The Court after considering the submissions of both sides concluded that provisional measures in the present case should be indicated as it had the power under its Statute to indicate provisional measures that are in whole or in part other than those requested, or measures that are addressed to the party which has itself made the request, as Article 75, paragraph 2, of the Rules of Court expressly state ( Application of the Convention on the Prevention and Punishment of the Crime of Genocide (Bosnia and Herzegovina v. Yugoslavia), Provisional Measures, Order of 8 April 1993, I.C.J. Reports 1993).

Given the nature of the disputed territory, the Court held that each Party must refrain from sending to, or maintaining in the disputed territory, including the caño, any personnel, whether civilian, police or security, until such time as the Court  decide the dispute on the merits or the Parties come to an agreement on the subject. It further held that in order to prevent the development of criminal activity in the disputed territory in the absence of any police or security forces of either Party, each Party had the responsibility to monitor that territory from the territory over which it unquestionably held sovereignty, i.e., in Costa Rica’s case, the part of Isla Portillos lying east of the right bank of the caño, excluding the caño; and, in Nicaragua’s case, the San Juan river and Harbor Head lagoon, excluding the caño.  The Court further indicated that Costa Rica might dispatch civilian personnel charged with the protection of the environment to the disputed territory, including the caño, but only in so far as it was necessary to avoid irreparable prejudice being caused to the part of the wetland where that territory was situated; Costa Rica should consult with the Secretariat of the Ramsar Convention in regard to these actions, give Nicaragua prior notice of them and use its best endeavour to find common solutions with Nicaragua in this respect;

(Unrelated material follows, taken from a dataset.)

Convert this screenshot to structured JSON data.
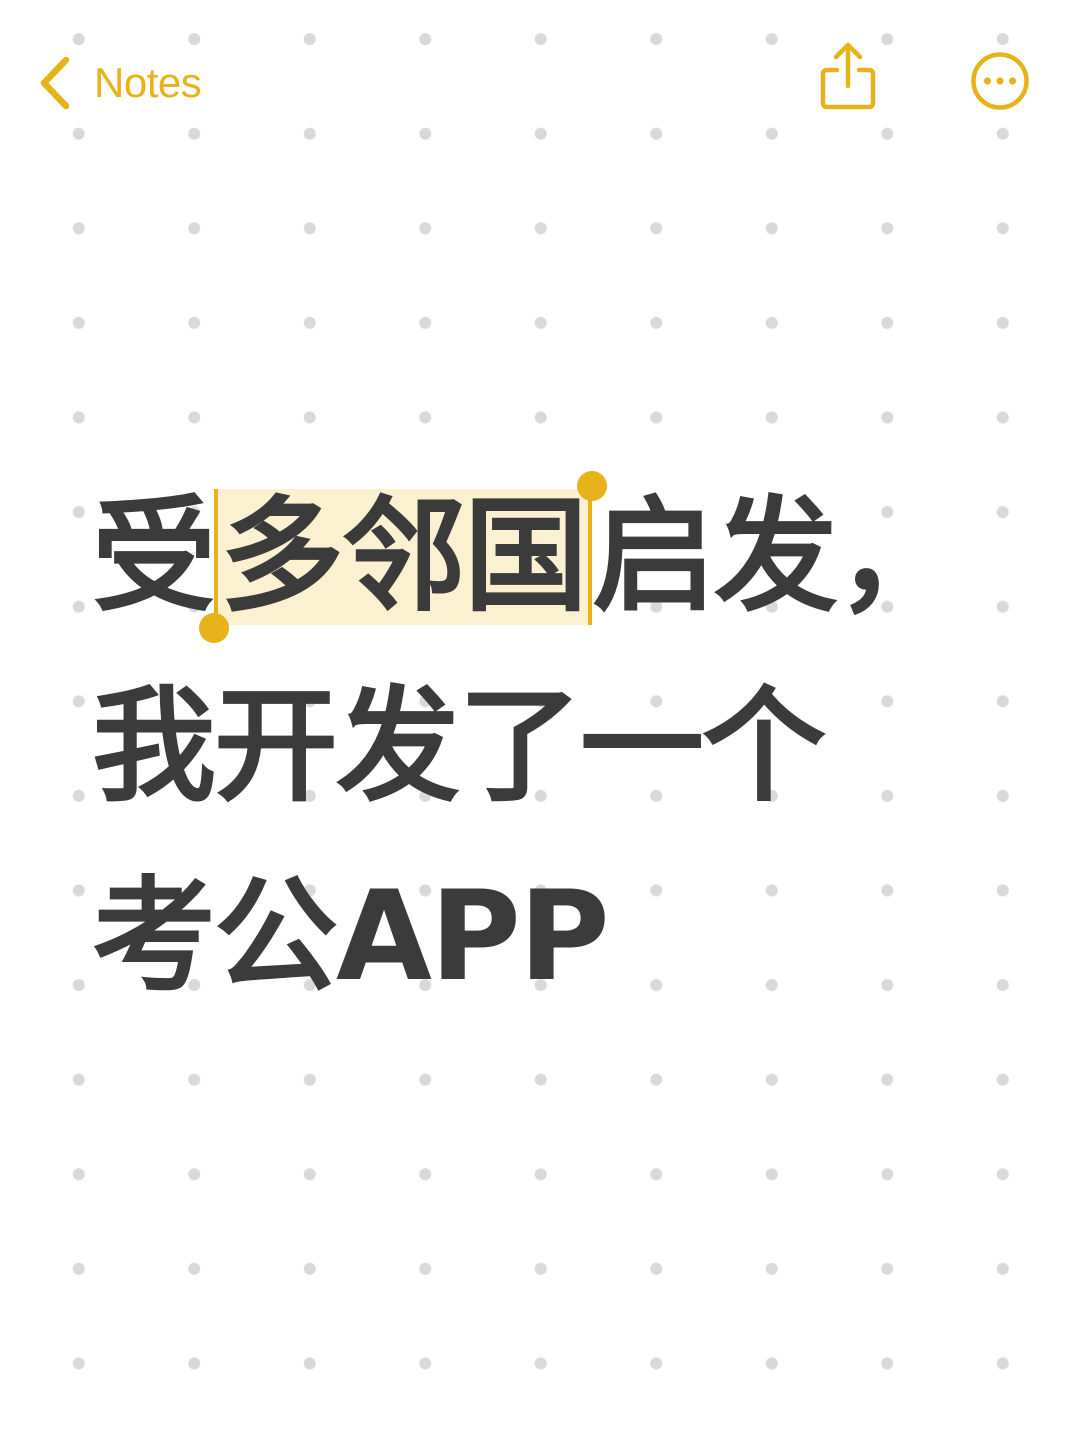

The Court held that it cannot be concluded at this stage from the evidence adduced by the Parties that the dredging of the San Juan river was creating a risk of irreparable prejudice to Costa Rica’s environment or to the flow of the Colorado river; and the Court concluded that in the present circumstances of the case the provisional measure requested by Costa Rica regarding stopping of the construction or enlargement of a canal should not be indicated.